The $30 price tag was a tough bullet to bite considering there is Screen Sharing built into the OS for free and Microsoft Remote Desktop in the store for free. But, Screen Sharing has been incredibly flakey since the High Sierra update. It won’t resize my host window to fit in the constrains of the screen and makes me mouse to scroll around the window. Very frustrating. Screens 4 worked perfect on my iPad, so I felt comfortable spending the money here. I wasn’t disappointed. Screens 4 combines functionality of both Screen Sharing and Microsoft Remote Desktop and does it remarkably well. If you’re on the fence, there is a Trial version on the Developer’s website.
If you want to connect to your computers at home from a remote location, it will require a little bit of knowledge in port forwarding and setting up static IPs. Learn to log into your router and find a guide to set up mapping. It appears to be much more complicated than it really is.
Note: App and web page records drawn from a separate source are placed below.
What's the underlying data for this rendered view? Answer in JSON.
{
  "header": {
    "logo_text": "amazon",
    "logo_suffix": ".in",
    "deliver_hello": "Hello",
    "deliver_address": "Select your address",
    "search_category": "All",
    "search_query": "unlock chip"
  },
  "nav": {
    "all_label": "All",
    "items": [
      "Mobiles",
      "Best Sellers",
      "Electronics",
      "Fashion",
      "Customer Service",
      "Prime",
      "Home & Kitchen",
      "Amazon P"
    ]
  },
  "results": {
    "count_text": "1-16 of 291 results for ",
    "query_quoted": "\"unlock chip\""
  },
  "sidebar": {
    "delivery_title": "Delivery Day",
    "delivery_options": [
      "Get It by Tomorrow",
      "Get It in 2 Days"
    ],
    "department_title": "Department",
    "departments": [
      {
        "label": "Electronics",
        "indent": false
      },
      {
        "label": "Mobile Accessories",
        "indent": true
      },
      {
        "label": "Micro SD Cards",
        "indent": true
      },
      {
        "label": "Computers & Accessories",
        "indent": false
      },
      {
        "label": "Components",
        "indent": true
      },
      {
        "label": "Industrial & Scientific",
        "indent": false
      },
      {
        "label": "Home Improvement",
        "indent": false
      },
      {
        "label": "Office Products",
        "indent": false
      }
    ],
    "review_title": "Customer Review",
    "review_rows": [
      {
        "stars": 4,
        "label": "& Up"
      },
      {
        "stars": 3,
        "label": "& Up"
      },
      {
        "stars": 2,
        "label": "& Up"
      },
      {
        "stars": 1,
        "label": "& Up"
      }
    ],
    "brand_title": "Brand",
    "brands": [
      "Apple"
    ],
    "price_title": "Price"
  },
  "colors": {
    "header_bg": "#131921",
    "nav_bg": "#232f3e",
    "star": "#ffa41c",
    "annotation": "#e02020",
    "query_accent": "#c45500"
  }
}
Works poorly with x11vnc or VMware VNC server
I was hoping to use Screens to manage a Linux machine running the x11vnc server, and a Windows VM (running on that Linux machine) using VMware Workstation Pro’s built-in VNC server. Unfortunately, it has shortcomings that make it impractical to use with both of those kinds of VNC servers: First, scrolling (with two fingers on my MacBook’s trackpad) is ludicrously fast, to the point of being unusable. I move my fingers half an inch upward and a browser on the remote machine scrolls by several entire screenfuls. Other VNC clients (I’ve tried TigerVNC and RealVNC) don’t have that problem. Second, the VMware VNC server supports adaptive compression and it works with TigerVNC, but not with Screens, so scrolling and other screen updates are sluggish.
The UI is nice and Screens is probably great for managing one Mac from another, but its compatibility with non-Mac VNC servers is apparently not so great.
- Edovia Inc.
- 16.9 MB
- English, Dutch, French, German, Italian, Japanese, Portuguese, Russian, Simplified Chinese, Spanish, Swedish
- Age Rating
- Rated 4+
- ©2011-2018 Edovia Inc.
With Family Sharing set up, up to six family members can use this app.